Pronunciation in English alphabet: samakun jadeedun baarid (or jadiidun according to this course).
Now, I’m sure you have already noticed the small marks above or below almost every word you’ve encountered so far. They’re called حَرَكَات - Harakaat (marks), and each mark has one shape. Amongst them, there are three double marks, and they’re called Tanween. They only come at the end of a word like this
بابٌ - baabun
باباً - baaban
بابٍ - baabin
Here's the answer: When a word that has a Tanween mark above or below it is at the end of a sentence, don’t pronounce the Tanween mark. If it’s not at the end of the sentence, you will have two options. Either you stop at it or you don’t. If you stop, you don’t need to pronounce the Tanween mark. Not stopping means you need to pronounce it.
cold new fish...new cold fish...no difference in English...adjectives in English are imprecise and the order here would not essentially change the meaning of the phrase. Neither phrase alone would mean much, both would sound ridiculous. New fish is not something we would say in English...fresh fish, fresh frozen fish people would buy...cold new fish would sound fishy.

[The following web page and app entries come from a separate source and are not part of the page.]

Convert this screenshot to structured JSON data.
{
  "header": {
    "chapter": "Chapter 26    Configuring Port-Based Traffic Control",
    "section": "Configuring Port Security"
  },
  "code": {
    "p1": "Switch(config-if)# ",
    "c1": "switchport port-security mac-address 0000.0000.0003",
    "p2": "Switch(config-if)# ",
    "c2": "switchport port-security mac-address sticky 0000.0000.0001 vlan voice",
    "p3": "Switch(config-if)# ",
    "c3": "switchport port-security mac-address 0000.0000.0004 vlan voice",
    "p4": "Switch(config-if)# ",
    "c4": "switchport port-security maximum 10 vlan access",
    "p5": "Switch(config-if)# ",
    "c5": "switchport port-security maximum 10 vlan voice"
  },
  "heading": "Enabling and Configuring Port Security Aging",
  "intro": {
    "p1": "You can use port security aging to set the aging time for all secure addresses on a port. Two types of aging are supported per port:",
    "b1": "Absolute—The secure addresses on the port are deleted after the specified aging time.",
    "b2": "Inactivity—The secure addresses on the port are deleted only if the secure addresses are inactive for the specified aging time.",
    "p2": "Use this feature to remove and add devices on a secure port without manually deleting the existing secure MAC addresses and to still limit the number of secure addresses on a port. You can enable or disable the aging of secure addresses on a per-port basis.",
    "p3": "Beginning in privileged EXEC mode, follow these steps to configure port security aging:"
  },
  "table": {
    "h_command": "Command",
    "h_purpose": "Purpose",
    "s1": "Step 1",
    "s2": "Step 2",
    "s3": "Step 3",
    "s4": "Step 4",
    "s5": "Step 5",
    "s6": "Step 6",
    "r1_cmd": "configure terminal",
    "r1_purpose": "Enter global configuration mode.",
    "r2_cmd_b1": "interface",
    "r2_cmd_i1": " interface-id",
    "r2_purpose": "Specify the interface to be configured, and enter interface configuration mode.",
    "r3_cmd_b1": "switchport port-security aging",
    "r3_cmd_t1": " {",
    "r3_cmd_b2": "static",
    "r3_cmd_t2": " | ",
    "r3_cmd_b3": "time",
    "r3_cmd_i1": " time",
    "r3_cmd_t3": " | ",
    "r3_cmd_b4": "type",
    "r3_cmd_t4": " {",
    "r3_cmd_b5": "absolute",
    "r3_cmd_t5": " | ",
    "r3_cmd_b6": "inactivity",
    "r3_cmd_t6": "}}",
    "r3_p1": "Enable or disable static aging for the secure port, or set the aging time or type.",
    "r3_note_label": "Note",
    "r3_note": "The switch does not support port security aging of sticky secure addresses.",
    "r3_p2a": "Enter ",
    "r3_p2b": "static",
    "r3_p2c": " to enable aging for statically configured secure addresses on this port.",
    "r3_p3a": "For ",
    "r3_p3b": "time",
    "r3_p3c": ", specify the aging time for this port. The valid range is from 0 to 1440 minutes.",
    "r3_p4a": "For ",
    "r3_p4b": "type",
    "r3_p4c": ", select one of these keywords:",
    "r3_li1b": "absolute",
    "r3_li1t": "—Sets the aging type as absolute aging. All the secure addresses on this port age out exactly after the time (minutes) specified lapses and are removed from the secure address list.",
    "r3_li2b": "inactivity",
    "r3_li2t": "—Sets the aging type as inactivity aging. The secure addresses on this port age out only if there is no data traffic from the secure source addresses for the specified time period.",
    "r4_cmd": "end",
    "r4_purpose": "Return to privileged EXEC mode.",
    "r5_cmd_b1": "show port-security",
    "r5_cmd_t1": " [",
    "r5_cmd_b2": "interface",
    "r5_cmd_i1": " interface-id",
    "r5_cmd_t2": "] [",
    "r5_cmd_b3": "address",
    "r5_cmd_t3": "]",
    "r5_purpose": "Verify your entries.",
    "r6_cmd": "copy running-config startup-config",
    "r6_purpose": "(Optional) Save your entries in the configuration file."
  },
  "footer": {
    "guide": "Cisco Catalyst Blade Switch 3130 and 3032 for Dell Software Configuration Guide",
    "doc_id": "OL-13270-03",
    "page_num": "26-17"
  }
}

I understand, I think, after reading the other comments...I was getting a series of questions wrong because i was translating the sentence word for word. It wants us to show how we would say it in english...sentences make little sense because they are created from the small pool of arabic script we have learned so far in these lessons